A common question amongst many job seekers is how to overcome “imperfections” they may have on their resume. Nobody has a flawless resume—some may not have enough experience to fill out a full page, for example—but where there are imperfections, there are solutions to overcome them. Your resume should be a tool that works in your favor with prospective employers, not a roadblock that keeps you from the job. So if you’re currently on the job hunt and have concerns about your resume, look no further: here’s Jesse Siegal, Vice President of The Execu|Search Group’s temporary staffing division, explaining the top 5 resume imperfections and how to overcome them:
- The imperfection: Your resume is “too long”
The solution: Despite the very real need for your resume to be concise and well-organized—and what many may tell you employers want to see—there is actually no golden rule for resume length. We recommend that professionals with up to 10 years of experience limit their resume to one page and those with 10 and above stretch to two, but ultimately, the most important aspect of your resume is that it paints a comprehensive picture of you as a professional that aligns with the open position’s needs. If you feel your resume is on the lengthy side, try transferring your information to a functional or skills-based format by focusing on your skills and accomplishments at the top and moving your employment history to the bottom.
- The imperfection: Your resume is “too short”

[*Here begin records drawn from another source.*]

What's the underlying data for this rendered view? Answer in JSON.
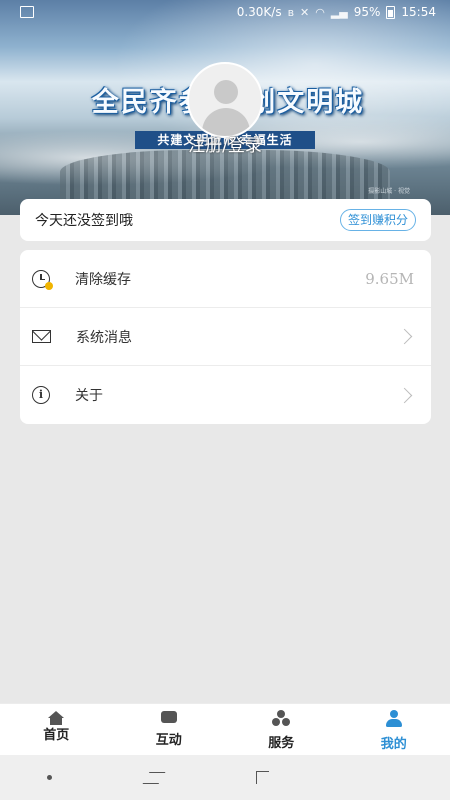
{
  "status_bar": {
    "network_speed": "0.30K/s",
    "battery": "95%",
    "time": "15:54"
  },
  "banner": {
    "slogan": "全民齐参与 创文明城",
    "subslogan": "共建文明城市 幸福生活",
    "credit": "摄影山城 · 视觉"
  },
  "user": {
    "login_label": "注册/登录"
  },
  "signin": {
    "text": "今天还没签到哦",
    "badge": "签到赚积分"
  },
  "menu": {
    "items": [
      {
        "label": "清除缓存",
        "value": "9.65M",
        "icon": "clock-icon"
      },
      {
        "label": "系统消息",
        "icon": "mail-icon"
      },
      {
        "label": "关于",
        "icon": "info-icon"
      }
    ]
  },
  "bottom_nav": {
    "tabs": [
      {
        "label": "首页",
        "icon": "home-icon"
      },
      {
        "label": "互动",
        "icon": "chat-icon"
      },
      {
        "label": "服务",
        "icon": "service-icon"
      },
      {
        "label": "我的",
        "icon": "person-icon",
        "active": true
      }
    ]
  },
  "colors": {
    "accent": "#2d8fd4",
    "page_bg": "#e8e8e8"
  }
}
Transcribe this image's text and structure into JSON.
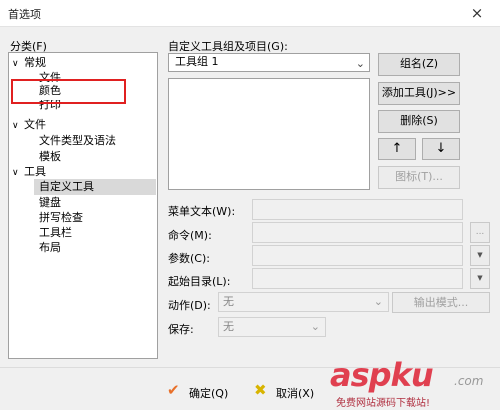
{
  "window": {
    "title": "首选项",
    "close_glyph": "×"
  },
  "category": {
    "label": "分类(F)",
    "items": [
      {
        "text": "常规",
        "expander": "∨",
        "level": 0
      },
      {
        "text": "文件",
        "level": 1
      },
      {
        "text": "颜色",
        "level": 1
      },
      {
        "text": "打印",
        "level": 1
      },
      {
        "text": "文件",
        "expander": "∨",
        "level": 0
      },
      {
        "text": "文件类型及语法",
        "level": 1
      },
      {
        "text": "模板",
        "level": 1
      },
      {
        "text": "工具",
        "expander": "∨",
        "level": 0
      },
      {
        "text": "自定义工具",
        "level": 1,
        "selected": true
      },
      {
        "text": "键盘",
        "level": 1
      },
      {
        "text": "拼写检查",
        "level": 1
      },
      {
        "text": "工具栏",
        "level": 1
      },
      {
        "text": "布局",
        "level": 1
      }
    ]
  },
  "custom": {
    "label": "自定义工具组及项目(G):",
    "group_value": "工具组 1",
    "buttons": {
      "rename": "组名(Z)",
      "add_tool": "添加工具(J)>>",
      "delete": "删除(S)",
      "up": "↑",
      "down": "↓",
      "icon": "图标(T)..."
    }
  },
  "fields": {
    "menu_text": "菜单文本(W):",
    "command": "命令(M):",
    "params": "参数(C):",
    "start_dir": "起始目录(L):",
    "action": "动作(D):",
    "action_value": "无",
    "output_mode": "输出模式...",
    "save": "保存:",
    "save_value": "无",
    "browse_glyph": "...",
    "dropdown_glyph": "▼"
  },
  "footer": {
    "ok": "确定(Q)",
    "cancel": "取消(X)",
    "ok_icon_glyph": "✔",
    "cancel_icon_glyph": "✖"
  },
  "watermark": {
    "brand": "aspku",
    "suffix": ".com",
    "tagline": "免费网站源码下载站!"
  },
  "colors": {
    "highlight": "#e02020",
    "ok_icon": "#e8702a",
    "cancel_icon": "#d8b400",
    "watermark": "#e04050"
  }
}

The solution: Again, there is no magic length for any resume. But if you’re a new grad, for example, and don’t have much experience to work with, it can be difficult to fill out a substantial resume. Still, there are ways to focus on and highlight experiences and achievements in the jobs you’ve had. List all your relevant internships, volunteer work, temporary work, and education, focusing on your accomplishments at each location. Be sure to draw specific parallels between your experiences and skills and those required of the job. This approach also works for those who have significant experience, but only with one company: focusing on each position you’ve had there, as well as promotions and major projects, can help flesh out a resume and give an employer better insight into your history.
- The imperfection: Job-hopping

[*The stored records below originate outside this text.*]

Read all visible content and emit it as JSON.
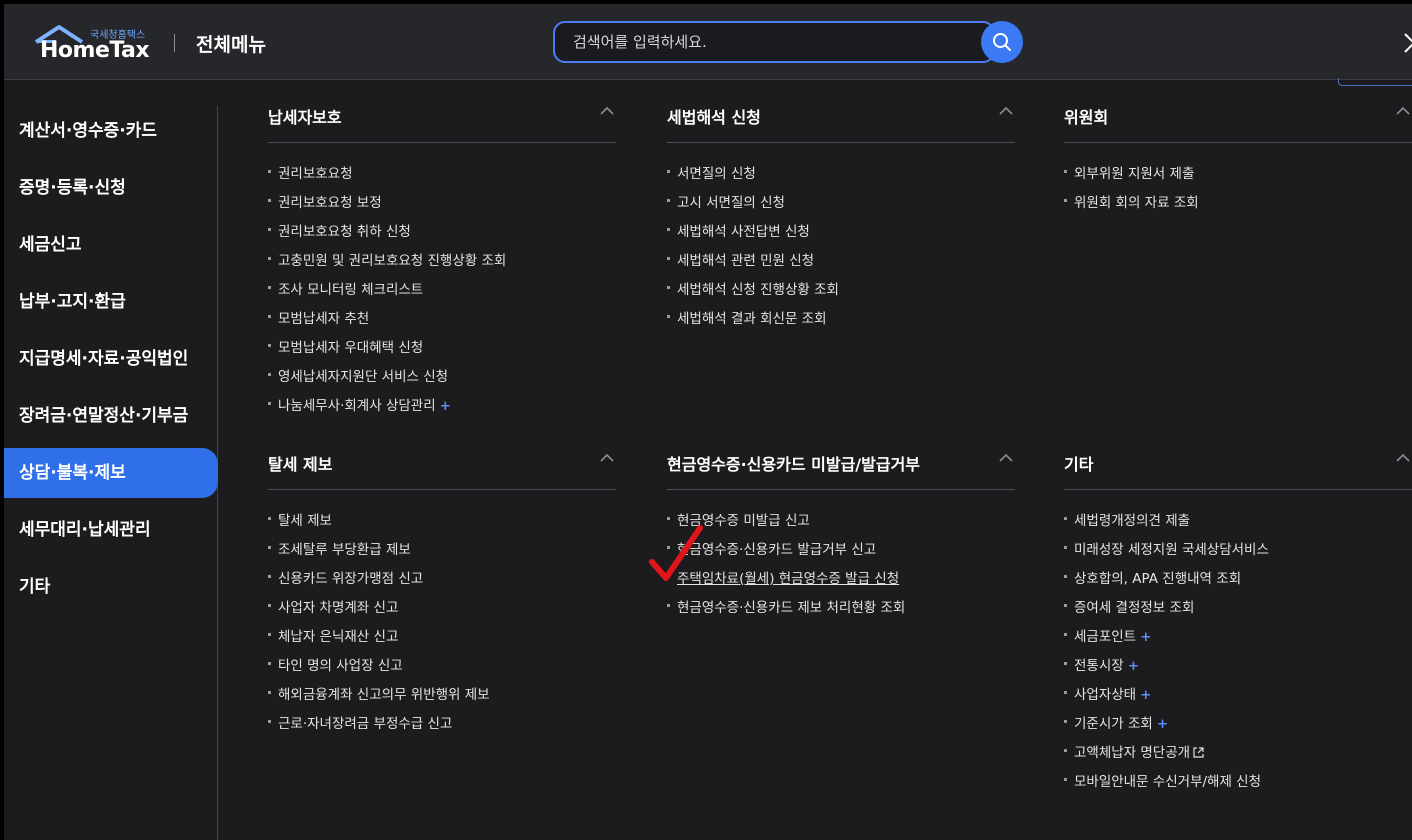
{
  "header": {
    "logo_sub": "국세청홈택스",
    "logo_main": "HomeTax",
    "title": "전체메뉴",
    "search_placeholder": "검색어를 입력하세요."
  },
  "sidebar": {
    "items": [
      {
        "label": "계산서·영수증·카드",
        "active": false
      },
      {
        "label": "증명·등록·신청",
        "active": false
      },
      {
        "label": "세금신고",
        "active": false
      },
      {
        "label": "납부·고지·환급",
        "active": false
      },
      {
        "label": "지급명세·자료·공익법인",
        "active": false
      },
      {
        "label": "장려금·연말정산·기부금",
        "active": false
      },
      {
        "label": "상담·불복·제보",
        "active": true
      },
      {
        "label": "세무대리·납세관리",
        "active": false
      },
      {
        "label": "기타",
        "active": false
      }
    ]
  },
  "sections": [
    {
      "title": "납세자보호",
      "items": [
        {
          "label": "권리보호요청"
        },
        {
          "label": "권리보호요청 보정"
        },
        {
          "label": "권리보호요청 취하 신청"
        },
        {
          "label": "고충민원 및 권리보호요청 진행상황 조회"
        },
        {
          "label": "조사 모니터링 체크리스트"
        },
        {
          "label": "모범납세자 추천"
        },
        {
          "label": "모범납세자 우대혜택 신청"
        },
        {
          "label": "영세납세자지원단 서비스 신청"
        },
        {
          "label": "나눔세무사·회계사 상담관리",
          "plus": "+"
        }
      ]
    },
    {
      "title": "세법해석 신청",
      "items": [
        {
          "label": "서면질의 신청"
        },
        {
          "label": "고시 서면질의 신청"
        },
        {
          "label": "세법해석 사전답변 신청"
        },
        {
          "label": "세법해석 관련 민원 신청"
        },
        {
          "label": "세법해석 신청 진행상황 조회"
        },
        {
          "label": "세법해석 결과 회신문 조회"
        }
      ]
    },
    {
      "title": "위원회",
      "items": [
        {
          "label": "외부위원 지원서 제출"
        },
        {
          "label": "위원회 회의 자료 조회"
        }
      ]
    },
    {
      "title": "탈세 제보",
      "items": [
        {
          "label": "탈세 제보"
        },
        {
          "label": "조세탈루 부당환급 제보"
        },
        {
          "label": "신용카드 위장가맹점 신고"
        },
        {
          "label": "사업자 차명계좌 신고"
        },
        {
          "label": "체납자 은닉재산 신고"
        },
        {
          "label": "타인 명의 사업장 신고"
        },
        {
          "label": "해외금융계좌 신고의무 위반행위 제보"
        },
        {
          "label": "근로·자녀장려금 부정수급 신고"
        }
      ]
    },
    {
      "title": "현금영수증·신용카드 미발급/발급거부",
      "items": [
        {
          "label": "현금영수증 미발급 신고"
        },
        {
          "label": "현금영수증·신용카드 발급거부 신고"
        },
        {
          "label": "주택임차료(월세) 현금영수증 발급 신청"
        },
        {
          "label": "현금영수증·신용카드 제보 처리현황 조회"
        }
      ]
    },
    {
      "title": "기타",
      "items": [
        {
          "label": "세법령개정의견 제출"
        },
        {
          "label": "미래성장 세정지원 국세상담서비스"
        },
        {
          "label": "상호합의, APA 진행내역 조회"
        },
        {
          "label": "증여세 결정정보 조회"
        },
        {
          "label": "세금포인트",
          "plus": "+"
        },
        {
          "label": "전통시장",
          "plus": "+"
        },
        {
          "label": "사업자상태",
          "plus": "+"
        },
        {
          "label": "기준시가 조회",
          "plus": "+"
        },
        {
          "label": "고액체납자 명단공개",
          "external": "external-link-icon"
        },
        {
          "label": "모바일안내문 수신거부/해제 신청"
        }
      ]
    }
  ],
  "colors": {
    "accent": "#2f6fe8",
    "plus": "#5b8dff",
    "checkmark": "#e0151b",
    "background": "#1c1c1e"
  }
}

The solution: Thankfully, job-hopping isn’t nearly as looked down upon in the job market today as it once was; in fact, millennials are now averaging just over two years at each employer. Still, having a jumpy resume can potentially raise some red flags for employers, so you should address this within your resume itself. Include reasons for your job change in parentheses next to each job so employers know the reasons: for example, including “(department was outsourced”) next to the position it applies to in your employment history. This way, an employer knows the reason for the move up-front rather than playing the guessing game.
- The imperfection: Not enough experience
The solution: It’s okay to apply for a job you don’t have quite enough experience for as long as you aren’t completely out of the ballpark. However, if you have 3 years of experience and the position requires 4 or 5, you’ll need to go the extra mile to show why you’d be a good fit. Highlight your education, accomplishments and achievements, and any volunteer work that may apply to the position and show you’re capable of its demands. As always, be sure to draw specific parallels between your qualifications and the position’s requirements.
- The imperfection: Gaps in your employment history
The solution: If you’ve spent six or more months unemployed at any point in your employment history and it shows on your resume, be sure to fill in the gap. Describe what you’ve done in that time to stay relevant and keep your skills sharp by focusing on things like temporary work or independent contracting, continuing education, volunteering, etc. As long as you have something to show for the time you spent between jobs, most employers will be understanding.